The Property Appraisal and Valuation Equity (PAVE) Task Force recently released an Action Plan that outlines the historical role of racism in the valuation of residential property, examines the forms of bias that can impact property valuation, and describes affirmative steps federal agencies will take to advance equity in the appraisal process. In June 2021, President Biden announced the creation of the PAVE Task Force, an interagency task force comprised of thirteen federal agencies and offices tasked to “evaluate the causes, extent, and consequences of appraisal bias,” and create recommendations to tackle racial and ethnic bias in home valuations.
The PAVE Action Plan provides historical context for existing problems associated with inequitable property valuation and describes how discriminatory governmental policies have contributed to a gap in valuation between homes in communities of color and predominately white neighborhoods. The Action Plan details how undervalued appraisals harm both buyer and seller, potentially preventing prospective buyers from purchasing homes and resulting in a reduction of seller’s financial gains, which may in turn impact their ability to purchase their next home. Further, low appraisals can lead to persistent undervaluation in communities of color, as each lower purchase price becomes a potential comparable used by future appraisers.

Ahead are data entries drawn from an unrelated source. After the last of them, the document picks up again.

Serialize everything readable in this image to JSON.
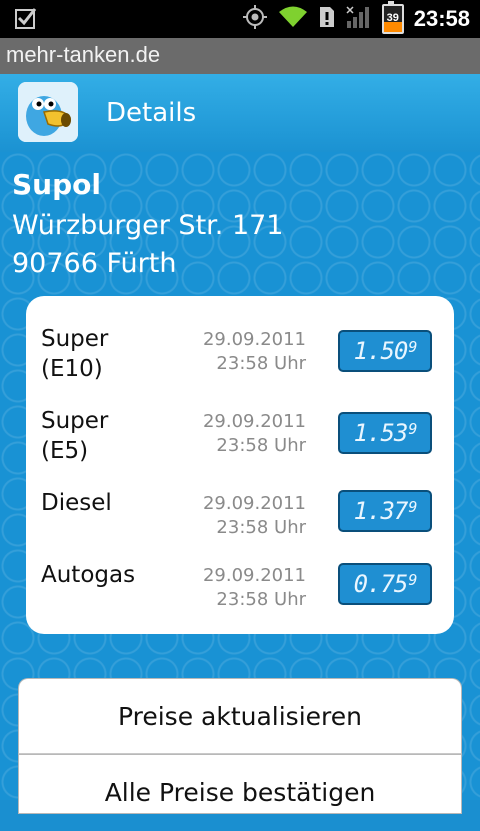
{
  "status_bar": {
    "time": "23:58",
    "battery": "39",
    "icons": [
      "checkbox-icon",
      "gps-icon",
      "wifi-icon",
      "alert-icon",
      "signal-icon",
      "battery-icon"
    ]
  },
  "browser": {
    "url": "mehr-tanken.de"
  },
  "header": {
    "title": "Details",
    "logo": "bird-logo"
  },
  "station": {
    "name": "Supol",
    "street": "Würzburger Str. 171",
    "city": "90766 Fürth"
  },
  "prices": [
    {
      "fuel_line1": "Super",
      "fuel_line2": "(E10)",
      "date": "29.09.2011",
      "time": "23:58 Uhr",
      "price_main": "1.50",
      "price_tenth": "9"
    },
    {
      "fuel_line1": "Super",
      "fuel_line2": "(E5)",
      "date": "29.09.2011",
      "time": "23:58 Uhr",
      "price_main": "1.53",
      "price_tenth": "9"
    },
    {
      "fuel_line1": "Diesel",
      "fuel_line2": "",
      "date": "29.09.2011",
      "time": "23:58 Uhr",
      "price_main": "1.37",
      "price_tenth": "9"
    },
    {
      "fuel_line1": "Autogas",
      "fuel_line2": "",
      "date": "29.09.2011",
      "time": "23:58 Uhr",
      "price_main": "0.75",
      "price_tenth": "9"
    }
  ],
  "buttons": {
    "update": "Preise aktualisieren",
    "confirm": "Alle Preise bestätigen"
  },
  "colors": {
    "background": "#1992d4",
    "header": "#33aee6",
    "price_box": "#1f8fd2"
  }
}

The Action Plan goes on to outline a number of commitments the Task Force has agreed upon, including but not limited to: (i) addressing potential bias in the use of technology-based valuation tools through rulemaking; (ii) expanding regulatory agency examination procedures of mortgage lenders to include identification of patterns of appraisal bias; (iii) requiring appraisal anti-bias, fair housing, and fair lending training for all appraisers who conduct appraisals for federal programs; (iv) incorporating appraisal bias information into first-time homebuyer education courses; and (v) developing a data-sharing arrangement among all relevant government agencies and pursing joint strategies to make appraisal data more available and to better enable enforcement related to appraisal bias.
CFPB Director Rohit Chopra issued a statement reaffirming the importance of the PAVE Task Force, stating “[d]iscriminatory home valuations, whether computed by an algorithm or conducted in-person, undermine longstanding goals for fair housing and fair lending across our country.” Chopra further expressed that the CFPB will be “closely scrutinizing the work of The Appraisal Foundation, which wields enormous power to set standards and levy fees on the professional appraiser community,” and that the CFPB will be working with federal financial regulators to “implement a dormant authority in federal law to ensure algorithmic valuations are fair and accurate.”
The thirteen federal agencies and offices of the PAVE Task Force include the following: HUD; White House Domestic Policy Council; FFIEC Appraisal Subcommittee; Federal Reserve Board; CFPB; FDIC; FHFA; NCUA; OCC; Department of Agriculture; Department of Justice; Department of Labor; and the VA. WBK previously covered FHA updates to appraisal requirements to address discrimination here.